* Assignment
Keep each line of the material that includes "start", and leave out the rest.

* Excerpted records
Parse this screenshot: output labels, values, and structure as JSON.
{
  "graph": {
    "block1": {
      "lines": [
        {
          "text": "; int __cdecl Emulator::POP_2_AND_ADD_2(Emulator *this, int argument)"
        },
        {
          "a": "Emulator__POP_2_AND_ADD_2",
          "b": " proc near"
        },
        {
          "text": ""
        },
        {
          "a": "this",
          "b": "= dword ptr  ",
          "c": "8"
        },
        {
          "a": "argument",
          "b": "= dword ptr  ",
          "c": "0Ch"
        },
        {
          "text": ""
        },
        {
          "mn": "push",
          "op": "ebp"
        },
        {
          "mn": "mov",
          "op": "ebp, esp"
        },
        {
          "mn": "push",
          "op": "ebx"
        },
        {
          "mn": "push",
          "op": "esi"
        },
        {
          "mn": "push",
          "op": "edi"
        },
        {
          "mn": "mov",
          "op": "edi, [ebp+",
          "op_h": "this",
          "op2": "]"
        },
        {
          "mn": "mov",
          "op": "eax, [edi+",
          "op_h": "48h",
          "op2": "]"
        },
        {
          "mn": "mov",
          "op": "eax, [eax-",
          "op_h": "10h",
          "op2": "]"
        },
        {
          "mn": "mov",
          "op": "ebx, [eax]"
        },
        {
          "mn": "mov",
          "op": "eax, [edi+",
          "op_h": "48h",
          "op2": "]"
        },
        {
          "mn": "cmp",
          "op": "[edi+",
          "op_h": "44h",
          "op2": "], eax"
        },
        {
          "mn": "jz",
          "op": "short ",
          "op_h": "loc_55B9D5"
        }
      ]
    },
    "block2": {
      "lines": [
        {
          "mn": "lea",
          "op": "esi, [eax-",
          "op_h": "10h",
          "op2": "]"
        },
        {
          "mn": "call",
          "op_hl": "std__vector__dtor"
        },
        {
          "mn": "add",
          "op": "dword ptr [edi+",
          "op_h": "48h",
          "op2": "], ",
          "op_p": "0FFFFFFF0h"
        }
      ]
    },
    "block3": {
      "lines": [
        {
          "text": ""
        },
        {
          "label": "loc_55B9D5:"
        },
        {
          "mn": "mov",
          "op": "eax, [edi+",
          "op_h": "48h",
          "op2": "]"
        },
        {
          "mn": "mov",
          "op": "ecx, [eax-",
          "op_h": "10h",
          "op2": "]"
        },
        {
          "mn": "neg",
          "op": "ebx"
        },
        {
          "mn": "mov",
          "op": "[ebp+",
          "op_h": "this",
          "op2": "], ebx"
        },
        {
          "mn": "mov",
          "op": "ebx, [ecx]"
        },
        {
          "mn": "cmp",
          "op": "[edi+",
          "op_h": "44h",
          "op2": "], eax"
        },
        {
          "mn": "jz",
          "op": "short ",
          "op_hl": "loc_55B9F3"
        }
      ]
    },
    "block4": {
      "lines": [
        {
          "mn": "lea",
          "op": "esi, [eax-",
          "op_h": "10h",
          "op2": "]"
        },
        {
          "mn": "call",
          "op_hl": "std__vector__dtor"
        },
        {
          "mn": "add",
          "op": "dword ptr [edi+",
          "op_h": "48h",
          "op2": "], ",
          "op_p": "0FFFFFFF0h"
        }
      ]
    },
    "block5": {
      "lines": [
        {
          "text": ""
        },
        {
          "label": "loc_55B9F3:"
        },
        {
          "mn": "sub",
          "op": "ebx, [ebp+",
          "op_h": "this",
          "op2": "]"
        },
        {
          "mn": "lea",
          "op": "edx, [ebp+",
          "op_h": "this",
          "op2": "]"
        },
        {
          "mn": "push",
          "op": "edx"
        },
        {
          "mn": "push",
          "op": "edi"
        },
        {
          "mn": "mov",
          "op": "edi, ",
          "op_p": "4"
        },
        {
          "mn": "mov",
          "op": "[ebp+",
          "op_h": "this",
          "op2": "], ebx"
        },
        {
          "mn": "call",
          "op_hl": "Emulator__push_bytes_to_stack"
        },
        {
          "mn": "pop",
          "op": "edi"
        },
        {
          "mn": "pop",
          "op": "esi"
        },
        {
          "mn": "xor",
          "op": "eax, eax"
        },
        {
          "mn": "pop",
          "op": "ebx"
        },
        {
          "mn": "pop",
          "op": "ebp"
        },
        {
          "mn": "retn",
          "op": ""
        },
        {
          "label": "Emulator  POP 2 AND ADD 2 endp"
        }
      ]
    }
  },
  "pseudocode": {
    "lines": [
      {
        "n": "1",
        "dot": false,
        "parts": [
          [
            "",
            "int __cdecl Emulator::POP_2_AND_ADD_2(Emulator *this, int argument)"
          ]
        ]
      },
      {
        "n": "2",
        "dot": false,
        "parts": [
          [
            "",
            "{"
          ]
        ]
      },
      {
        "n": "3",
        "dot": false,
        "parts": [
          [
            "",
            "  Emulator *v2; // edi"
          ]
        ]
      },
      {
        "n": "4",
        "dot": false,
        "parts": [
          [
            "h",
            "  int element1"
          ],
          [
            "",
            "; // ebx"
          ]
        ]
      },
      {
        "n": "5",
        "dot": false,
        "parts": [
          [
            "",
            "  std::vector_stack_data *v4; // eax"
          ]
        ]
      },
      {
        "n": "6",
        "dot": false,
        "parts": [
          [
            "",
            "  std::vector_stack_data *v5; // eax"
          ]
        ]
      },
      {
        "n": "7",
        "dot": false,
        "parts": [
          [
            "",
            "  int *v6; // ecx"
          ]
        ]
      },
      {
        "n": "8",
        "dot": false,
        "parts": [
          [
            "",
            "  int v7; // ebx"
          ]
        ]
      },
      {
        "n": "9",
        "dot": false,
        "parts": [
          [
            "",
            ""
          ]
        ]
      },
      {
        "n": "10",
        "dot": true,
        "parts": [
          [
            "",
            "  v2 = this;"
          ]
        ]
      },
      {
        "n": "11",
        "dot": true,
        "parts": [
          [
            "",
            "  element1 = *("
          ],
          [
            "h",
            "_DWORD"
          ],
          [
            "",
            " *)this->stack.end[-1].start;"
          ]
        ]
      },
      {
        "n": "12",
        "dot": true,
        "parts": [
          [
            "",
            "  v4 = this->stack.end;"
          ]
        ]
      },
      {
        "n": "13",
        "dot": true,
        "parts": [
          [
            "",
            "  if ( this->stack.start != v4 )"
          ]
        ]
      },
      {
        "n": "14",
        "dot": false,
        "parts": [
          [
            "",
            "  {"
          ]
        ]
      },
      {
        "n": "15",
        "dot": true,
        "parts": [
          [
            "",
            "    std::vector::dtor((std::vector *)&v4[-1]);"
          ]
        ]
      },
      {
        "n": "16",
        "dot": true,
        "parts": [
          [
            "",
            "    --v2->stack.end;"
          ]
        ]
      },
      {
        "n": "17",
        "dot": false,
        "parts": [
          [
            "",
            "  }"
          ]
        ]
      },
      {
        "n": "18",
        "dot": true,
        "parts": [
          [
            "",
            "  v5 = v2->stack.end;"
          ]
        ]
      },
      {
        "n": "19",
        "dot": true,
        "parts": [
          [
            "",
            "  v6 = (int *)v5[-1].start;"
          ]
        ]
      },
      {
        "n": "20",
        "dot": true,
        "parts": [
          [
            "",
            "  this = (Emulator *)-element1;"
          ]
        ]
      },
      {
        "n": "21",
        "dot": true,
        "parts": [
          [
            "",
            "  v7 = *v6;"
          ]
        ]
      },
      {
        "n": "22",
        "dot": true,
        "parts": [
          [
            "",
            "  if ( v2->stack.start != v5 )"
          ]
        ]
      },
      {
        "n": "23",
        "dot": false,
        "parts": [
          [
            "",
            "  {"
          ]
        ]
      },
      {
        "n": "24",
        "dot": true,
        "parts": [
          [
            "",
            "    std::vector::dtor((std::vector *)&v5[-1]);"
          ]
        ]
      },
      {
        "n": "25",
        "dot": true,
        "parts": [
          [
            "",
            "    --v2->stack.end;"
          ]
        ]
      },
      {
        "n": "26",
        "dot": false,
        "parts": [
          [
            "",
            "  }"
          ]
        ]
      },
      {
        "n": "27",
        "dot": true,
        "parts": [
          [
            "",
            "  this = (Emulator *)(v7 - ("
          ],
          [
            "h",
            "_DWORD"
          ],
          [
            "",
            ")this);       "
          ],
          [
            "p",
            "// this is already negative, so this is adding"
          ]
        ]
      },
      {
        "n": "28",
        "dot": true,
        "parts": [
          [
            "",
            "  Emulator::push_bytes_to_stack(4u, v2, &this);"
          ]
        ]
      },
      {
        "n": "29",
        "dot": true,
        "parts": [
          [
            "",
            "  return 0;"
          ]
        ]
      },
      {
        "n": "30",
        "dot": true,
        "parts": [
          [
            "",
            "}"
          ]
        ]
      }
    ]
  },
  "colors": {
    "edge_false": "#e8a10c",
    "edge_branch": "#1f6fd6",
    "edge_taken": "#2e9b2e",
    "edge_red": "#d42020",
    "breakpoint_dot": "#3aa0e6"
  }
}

* Answer section
            " *)this->stack.end[-1].start;"
            "  if ( this->stack.start != v4 )"
            "  v6 = (int *)v5[-1].start;"
            "  if ( v2->stack.start != v5 )"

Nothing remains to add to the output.